■ WORK INSTRUCTIONS
Each line of the entries below that holds "datasource" is needed, copied in full.

■ INFORMATION GIVEN
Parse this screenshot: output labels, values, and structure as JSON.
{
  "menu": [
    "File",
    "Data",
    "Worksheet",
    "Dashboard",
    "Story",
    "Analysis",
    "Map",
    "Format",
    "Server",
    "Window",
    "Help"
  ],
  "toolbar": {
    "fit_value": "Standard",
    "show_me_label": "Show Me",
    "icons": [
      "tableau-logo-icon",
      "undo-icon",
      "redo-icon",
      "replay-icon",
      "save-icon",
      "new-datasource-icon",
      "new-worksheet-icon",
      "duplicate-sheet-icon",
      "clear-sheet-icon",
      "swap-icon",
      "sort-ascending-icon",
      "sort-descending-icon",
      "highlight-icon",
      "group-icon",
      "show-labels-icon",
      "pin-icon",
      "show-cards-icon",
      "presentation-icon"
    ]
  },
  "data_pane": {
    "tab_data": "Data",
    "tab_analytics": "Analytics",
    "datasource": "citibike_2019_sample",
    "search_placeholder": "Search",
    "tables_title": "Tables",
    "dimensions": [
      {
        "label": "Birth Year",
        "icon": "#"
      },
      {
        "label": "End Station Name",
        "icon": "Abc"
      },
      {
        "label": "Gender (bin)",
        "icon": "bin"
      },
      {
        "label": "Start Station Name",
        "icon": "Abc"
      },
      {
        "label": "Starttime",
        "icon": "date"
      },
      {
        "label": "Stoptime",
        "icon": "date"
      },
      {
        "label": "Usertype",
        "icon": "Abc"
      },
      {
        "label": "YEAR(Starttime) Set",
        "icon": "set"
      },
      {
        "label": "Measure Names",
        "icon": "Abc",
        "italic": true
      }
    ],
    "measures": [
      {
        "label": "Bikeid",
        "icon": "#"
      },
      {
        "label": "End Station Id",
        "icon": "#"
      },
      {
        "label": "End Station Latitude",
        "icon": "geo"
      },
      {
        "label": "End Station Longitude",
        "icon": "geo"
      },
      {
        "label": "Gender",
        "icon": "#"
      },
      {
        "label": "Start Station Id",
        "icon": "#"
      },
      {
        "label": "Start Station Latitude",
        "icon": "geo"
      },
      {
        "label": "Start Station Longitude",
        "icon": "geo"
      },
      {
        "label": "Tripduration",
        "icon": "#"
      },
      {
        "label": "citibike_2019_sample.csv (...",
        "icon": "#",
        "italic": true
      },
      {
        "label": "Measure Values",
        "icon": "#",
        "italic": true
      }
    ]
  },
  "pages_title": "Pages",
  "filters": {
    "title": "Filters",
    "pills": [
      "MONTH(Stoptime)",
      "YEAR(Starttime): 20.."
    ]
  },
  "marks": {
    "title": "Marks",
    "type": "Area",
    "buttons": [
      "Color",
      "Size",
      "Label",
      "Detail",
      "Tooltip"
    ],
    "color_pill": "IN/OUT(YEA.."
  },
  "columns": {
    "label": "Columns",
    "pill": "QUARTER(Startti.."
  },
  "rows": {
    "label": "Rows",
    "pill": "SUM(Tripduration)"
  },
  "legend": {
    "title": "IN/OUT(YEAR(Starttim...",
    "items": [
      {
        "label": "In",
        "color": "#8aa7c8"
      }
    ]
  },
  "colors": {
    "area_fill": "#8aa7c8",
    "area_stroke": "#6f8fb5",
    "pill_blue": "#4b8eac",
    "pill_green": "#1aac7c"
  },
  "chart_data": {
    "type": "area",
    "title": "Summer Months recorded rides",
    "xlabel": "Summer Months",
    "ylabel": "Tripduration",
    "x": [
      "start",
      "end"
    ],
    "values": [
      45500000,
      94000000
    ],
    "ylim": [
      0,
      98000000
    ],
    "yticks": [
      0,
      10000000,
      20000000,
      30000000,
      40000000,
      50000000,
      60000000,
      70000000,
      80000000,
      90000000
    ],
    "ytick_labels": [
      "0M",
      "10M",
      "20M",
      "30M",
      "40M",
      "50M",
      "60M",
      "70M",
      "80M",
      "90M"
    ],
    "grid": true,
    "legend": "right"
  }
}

■ TASK RESPONSE
      "new-datasource-icon",
    "datasource": "citibike_2019_sample",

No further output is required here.